Do the Thrift Savings Plan’s Lifecycle (L) Funds work as advertised? They sure do! The L Funds are what is called “target date” funds, and are a method of allocating investments in one’s TSP account based on how far the participant is from needing the money. Here’s how the TSP describes the L funds on their website: “The L Funds, or ‘Lifecycle’ funds, use professionally determined investment mixes that are tailored to meet investment objectives based on various time horizons. The objective is to strike an optimal balance between the expected risk and return associated with each fund.”

The TSP didn’t unnecessarily complicate matters when they introduced the L Funds. What they did was take the five basic funds (C, S, I, F and G) and combine them in different percentages within each of the five L Funds. Conceptually, the individual who is about to retire would choose the L Income or the L 2020 Fund, while the kid we hired last Monday would elect to invest in the L 2050 Fund. In fact, new employees are automatically enrolled in the age-appropriate L Fund at a 3% contribution rate, scheduled to increase to 5% by 2020. The design of the L Funds is based on the commonly accepted investing wisdom that one should get progressively more conservative in their investment allocations as they near their goal.

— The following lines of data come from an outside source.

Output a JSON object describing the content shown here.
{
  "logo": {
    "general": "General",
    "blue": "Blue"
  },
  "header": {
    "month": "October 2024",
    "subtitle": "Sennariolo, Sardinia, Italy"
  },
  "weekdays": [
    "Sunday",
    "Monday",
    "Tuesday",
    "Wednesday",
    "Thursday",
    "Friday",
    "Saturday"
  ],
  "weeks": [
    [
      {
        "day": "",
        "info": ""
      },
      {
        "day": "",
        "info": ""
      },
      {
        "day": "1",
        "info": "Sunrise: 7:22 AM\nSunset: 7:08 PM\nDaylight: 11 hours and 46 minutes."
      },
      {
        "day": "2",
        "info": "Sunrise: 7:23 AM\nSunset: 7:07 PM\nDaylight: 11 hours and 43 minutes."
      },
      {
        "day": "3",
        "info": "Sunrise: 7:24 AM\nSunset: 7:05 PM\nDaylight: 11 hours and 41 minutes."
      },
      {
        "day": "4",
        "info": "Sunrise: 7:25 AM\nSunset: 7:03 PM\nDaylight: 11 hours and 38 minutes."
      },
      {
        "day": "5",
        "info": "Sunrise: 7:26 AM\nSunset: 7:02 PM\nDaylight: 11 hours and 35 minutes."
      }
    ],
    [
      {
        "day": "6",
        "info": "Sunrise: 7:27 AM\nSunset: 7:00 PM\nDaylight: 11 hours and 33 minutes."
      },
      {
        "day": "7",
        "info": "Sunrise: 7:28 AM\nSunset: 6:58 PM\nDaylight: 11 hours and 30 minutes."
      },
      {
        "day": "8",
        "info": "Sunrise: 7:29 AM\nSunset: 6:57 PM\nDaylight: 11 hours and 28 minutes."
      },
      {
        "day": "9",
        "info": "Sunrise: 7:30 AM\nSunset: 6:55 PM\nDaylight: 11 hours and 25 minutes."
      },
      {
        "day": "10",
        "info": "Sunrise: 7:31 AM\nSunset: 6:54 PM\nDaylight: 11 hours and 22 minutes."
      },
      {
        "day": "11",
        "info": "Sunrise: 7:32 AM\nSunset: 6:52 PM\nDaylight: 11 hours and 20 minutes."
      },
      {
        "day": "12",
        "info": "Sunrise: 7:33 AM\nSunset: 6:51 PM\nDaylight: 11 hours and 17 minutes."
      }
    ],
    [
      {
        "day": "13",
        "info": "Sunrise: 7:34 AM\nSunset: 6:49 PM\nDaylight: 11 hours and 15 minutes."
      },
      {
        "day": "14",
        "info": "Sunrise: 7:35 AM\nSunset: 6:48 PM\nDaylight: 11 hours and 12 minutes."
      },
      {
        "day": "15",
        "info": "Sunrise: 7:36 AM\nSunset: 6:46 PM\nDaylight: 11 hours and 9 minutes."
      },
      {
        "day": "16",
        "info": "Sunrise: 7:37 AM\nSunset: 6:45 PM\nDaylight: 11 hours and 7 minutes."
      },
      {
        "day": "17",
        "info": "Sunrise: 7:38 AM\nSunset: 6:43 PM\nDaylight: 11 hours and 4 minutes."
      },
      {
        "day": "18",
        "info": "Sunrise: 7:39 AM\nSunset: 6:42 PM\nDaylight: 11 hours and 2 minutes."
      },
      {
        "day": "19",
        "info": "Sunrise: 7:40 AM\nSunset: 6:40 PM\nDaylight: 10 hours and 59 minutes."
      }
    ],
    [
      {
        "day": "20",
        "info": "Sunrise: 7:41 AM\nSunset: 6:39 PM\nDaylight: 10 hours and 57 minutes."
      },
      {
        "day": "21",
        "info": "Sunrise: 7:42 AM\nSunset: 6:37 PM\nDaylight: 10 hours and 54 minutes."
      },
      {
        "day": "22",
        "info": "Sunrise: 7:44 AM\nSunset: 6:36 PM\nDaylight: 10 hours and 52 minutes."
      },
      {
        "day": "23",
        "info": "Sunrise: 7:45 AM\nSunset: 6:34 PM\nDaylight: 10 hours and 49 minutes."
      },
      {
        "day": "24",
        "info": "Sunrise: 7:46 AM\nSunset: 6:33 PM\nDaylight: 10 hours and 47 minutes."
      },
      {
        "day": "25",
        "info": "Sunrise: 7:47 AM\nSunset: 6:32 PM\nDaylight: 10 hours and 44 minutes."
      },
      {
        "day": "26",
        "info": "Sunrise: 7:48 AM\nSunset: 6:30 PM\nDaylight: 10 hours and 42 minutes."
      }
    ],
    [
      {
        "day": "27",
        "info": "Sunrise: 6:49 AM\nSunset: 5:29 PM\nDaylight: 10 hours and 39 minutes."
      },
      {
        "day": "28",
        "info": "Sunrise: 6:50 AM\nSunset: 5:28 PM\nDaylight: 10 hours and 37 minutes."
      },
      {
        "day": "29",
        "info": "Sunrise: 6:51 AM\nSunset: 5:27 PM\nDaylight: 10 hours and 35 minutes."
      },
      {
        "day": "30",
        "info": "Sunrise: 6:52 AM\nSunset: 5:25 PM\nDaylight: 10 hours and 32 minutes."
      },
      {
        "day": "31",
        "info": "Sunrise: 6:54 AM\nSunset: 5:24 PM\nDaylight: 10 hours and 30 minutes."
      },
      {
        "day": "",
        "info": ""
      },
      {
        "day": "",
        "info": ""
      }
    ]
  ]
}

In 2020 the L Funds will change from 10-year intervals to 5-year intervals.

The L funds are re-balanced on a daily basis and all except the L Income fund are adjusted (towards a more conservative allocation) on a quarterly basis. The following allocations are from April 2019.

Fund Need Money C S I F G
L Income Now 10.79% 2.70% 7.26% 5.94% 73.31%
L 2020 2015 to 2024 14.50% 3.74% 9.83% 6.20% 65.73%
L 2030 2025 to 2034 30.48% 8.60% 21.04% 6.96% 32.92%
L 2040 2035 to 2044 35.82% 10.82% 25.11% 7.49% 20.76%
L 2050 2045 + 40.06% 13.08% 28.61% 7.37% 10.88%

The value of TSP investments can fluctuate greatly and the quarterly adjustments of the L Funds’ mix is tiny (for example the S Funds percentage in the L 2030 fund will change from 8.60% in the second quarter to 8.59% in the third). That’s why the TSP re-balances each fund at the end of the business day.

In 2018 the year ended with the three most risky funds (C, S and I) all in negative territory. The F Fund was almost even at the end of the year, eking out a 0.15% gain, and the G Fund had its best year in a while with a return of 2.91%. If the L Funds worked as they were designed to, the conservative L Income Fund would have had the best return and the most aggressive of the funds (L 2050) would have had the worst. Well, they worked as designed; here’s the L fund returns for 2018.

1. L Income: 0.71%
2. L 2020: <- 0.36%>
3. L 2030: <- 3.58%>
4. L 2040: <- 4.89%>
5. L 2050: <- 6.02%) The L funds cushioned the blow of stock fund losses and dampened the gain of the G Fund.